First up is a game that is so simple, but super effective... and my kids are mad for it! In Flip Five/Flip Ten, children aim to find pairs of cards that equal 5 or 10. At the beginning of the year, we played Flip Five - using only the cards from 0-5. Now we are playing Flip Ten with all of the cards (0-10). The rules are easy - turn over two cards. If they add up to the total of 5 or 10 the kidlet gets to keep them. Way back, we all used counters to check the total of our pairs (and some of my Preppies still do), but this game has been amazing for helping them remember facts to 5 and 10 (and everything in between, because they have to figure out the total regardless of whether they get to keep the pair or not!). Grab this game from Growing Kinders on TpT.

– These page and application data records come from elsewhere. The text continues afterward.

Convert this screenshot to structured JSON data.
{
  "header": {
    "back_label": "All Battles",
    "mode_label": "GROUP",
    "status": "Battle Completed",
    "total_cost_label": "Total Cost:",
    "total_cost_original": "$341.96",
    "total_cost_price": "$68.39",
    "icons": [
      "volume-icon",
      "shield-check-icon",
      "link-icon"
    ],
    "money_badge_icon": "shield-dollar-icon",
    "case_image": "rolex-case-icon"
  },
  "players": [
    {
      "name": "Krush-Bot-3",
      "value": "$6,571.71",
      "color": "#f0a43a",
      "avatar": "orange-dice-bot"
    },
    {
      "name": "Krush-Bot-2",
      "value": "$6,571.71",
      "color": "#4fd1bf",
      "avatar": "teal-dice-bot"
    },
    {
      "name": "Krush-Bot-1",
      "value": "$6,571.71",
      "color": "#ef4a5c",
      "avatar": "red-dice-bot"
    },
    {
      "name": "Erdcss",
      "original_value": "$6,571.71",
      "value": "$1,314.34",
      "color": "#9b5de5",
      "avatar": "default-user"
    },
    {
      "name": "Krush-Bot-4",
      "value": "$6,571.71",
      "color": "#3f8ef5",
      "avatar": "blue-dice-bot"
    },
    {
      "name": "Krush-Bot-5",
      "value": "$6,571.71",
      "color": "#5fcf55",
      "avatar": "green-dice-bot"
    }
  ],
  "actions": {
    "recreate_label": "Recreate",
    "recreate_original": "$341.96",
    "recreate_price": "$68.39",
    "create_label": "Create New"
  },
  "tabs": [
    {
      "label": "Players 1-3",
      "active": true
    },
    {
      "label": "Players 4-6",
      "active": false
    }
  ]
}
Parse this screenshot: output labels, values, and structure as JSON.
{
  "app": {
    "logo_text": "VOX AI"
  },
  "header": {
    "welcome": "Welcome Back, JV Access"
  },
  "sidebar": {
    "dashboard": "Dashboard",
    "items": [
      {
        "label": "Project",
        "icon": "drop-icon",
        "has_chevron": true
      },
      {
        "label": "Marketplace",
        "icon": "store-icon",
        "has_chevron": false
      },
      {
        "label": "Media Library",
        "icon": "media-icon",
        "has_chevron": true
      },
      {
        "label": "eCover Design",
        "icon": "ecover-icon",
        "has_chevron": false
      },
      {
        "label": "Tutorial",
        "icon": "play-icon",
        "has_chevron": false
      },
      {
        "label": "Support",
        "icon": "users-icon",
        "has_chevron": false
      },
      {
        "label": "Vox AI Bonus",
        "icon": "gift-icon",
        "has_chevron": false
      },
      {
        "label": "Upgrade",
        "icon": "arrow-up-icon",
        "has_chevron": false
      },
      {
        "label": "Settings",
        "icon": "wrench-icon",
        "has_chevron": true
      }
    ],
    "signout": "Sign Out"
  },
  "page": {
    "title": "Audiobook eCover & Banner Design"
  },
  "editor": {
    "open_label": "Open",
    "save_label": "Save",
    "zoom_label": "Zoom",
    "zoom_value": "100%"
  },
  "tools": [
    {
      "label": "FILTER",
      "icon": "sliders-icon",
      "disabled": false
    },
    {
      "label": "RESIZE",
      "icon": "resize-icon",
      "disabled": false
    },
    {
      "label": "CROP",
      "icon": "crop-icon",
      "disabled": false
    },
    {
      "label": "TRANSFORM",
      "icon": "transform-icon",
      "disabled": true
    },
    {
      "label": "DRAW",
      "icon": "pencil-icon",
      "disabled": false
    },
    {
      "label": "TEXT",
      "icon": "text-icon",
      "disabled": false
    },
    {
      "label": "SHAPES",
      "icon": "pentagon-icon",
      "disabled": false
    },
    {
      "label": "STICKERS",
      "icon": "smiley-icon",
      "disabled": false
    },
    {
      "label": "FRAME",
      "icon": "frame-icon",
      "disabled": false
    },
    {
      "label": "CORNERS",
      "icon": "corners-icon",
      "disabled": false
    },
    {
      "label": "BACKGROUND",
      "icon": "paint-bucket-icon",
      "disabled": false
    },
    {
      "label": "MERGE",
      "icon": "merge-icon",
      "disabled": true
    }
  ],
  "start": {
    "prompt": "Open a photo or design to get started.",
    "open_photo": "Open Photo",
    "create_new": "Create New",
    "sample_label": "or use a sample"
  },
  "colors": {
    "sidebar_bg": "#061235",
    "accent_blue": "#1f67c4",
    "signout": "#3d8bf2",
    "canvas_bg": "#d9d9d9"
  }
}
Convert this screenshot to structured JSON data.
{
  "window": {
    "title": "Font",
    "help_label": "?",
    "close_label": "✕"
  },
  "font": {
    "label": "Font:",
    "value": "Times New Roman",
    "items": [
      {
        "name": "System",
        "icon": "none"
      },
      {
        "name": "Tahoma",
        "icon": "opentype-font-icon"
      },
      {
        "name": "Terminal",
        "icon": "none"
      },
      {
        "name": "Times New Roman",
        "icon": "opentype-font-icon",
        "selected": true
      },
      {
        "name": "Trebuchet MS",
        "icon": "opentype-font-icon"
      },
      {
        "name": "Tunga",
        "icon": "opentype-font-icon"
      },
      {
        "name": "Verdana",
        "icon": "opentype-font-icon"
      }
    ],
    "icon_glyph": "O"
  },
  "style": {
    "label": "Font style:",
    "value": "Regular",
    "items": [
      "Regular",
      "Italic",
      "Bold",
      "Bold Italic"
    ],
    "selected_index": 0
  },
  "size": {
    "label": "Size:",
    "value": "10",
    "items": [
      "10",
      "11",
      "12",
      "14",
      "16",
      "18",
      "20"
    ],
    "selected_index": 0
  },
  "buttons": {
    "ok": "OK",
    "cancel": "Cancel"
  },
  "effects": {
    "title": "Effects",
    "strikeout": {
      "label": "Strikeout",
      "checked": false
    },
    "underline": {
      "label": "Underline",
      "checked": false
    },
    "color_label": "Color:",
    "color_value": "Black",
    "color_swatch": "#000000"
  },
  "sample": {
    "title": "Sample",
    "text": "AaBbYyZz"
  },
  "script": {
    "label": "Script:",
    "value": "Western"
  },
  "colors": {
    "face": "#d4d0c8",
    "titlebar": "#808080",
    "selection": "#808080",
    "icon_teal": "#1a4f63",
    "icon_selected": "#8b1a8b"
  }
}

Our second favourite Maths game is one that I came up with when we were just starting to learn about teen numbers. I call it 'Chook Champs'. :) Each child needs 2 ten frames made from egg cartons, and to play all you need is a die and some counters (we use unifix). On their turn, children roll the die and add that many counters to their ten frames. They tell the group how many they have altogether (without counting, just using their ten frame knowledge) before the next player rolls. When a kidlet has 20 cubes, they swap them for a chook card (which is just a cute picture of a chicken). Whoever has the most cards at the end of the game is the 'Chook Champ'! My kids literally cheer every time I tell them they'll be playing this game - it is a great way for them to practise recognising teen numbers as a group of ten and some more and also develops addition concepts (although I'm not sure that's why they cheer!).
A precious few of my kidlets are still working on recognising number words to 10, so last week they used Mel From the Pond's Match Me! There's 3 cards for each number: the numeral, number word and dot pattern. Go and grab it immediately - it's a freebie! :)
We gave our new letter beads a try to spell out sight words - and they were more of a challenge for some little fingers than I thought they would be. Lacing the letters on so that they were the right way around was also tricky. At the end of this group, all of my kidlets were super proud of their little line of words. :)
We're at that lovely stage of the year where reading is becoming more natural. My kidlets have blitzed their sight words and know just when to use their Eagle Eyes, Stretchy Snake, Lips the Fish or Chunky Monkey strategies. They could happily while away as much time as I let them reading with a friend or a Reading Buddy.
Well, that's one week all wrapped up. Let's start all over again tomorrow! :)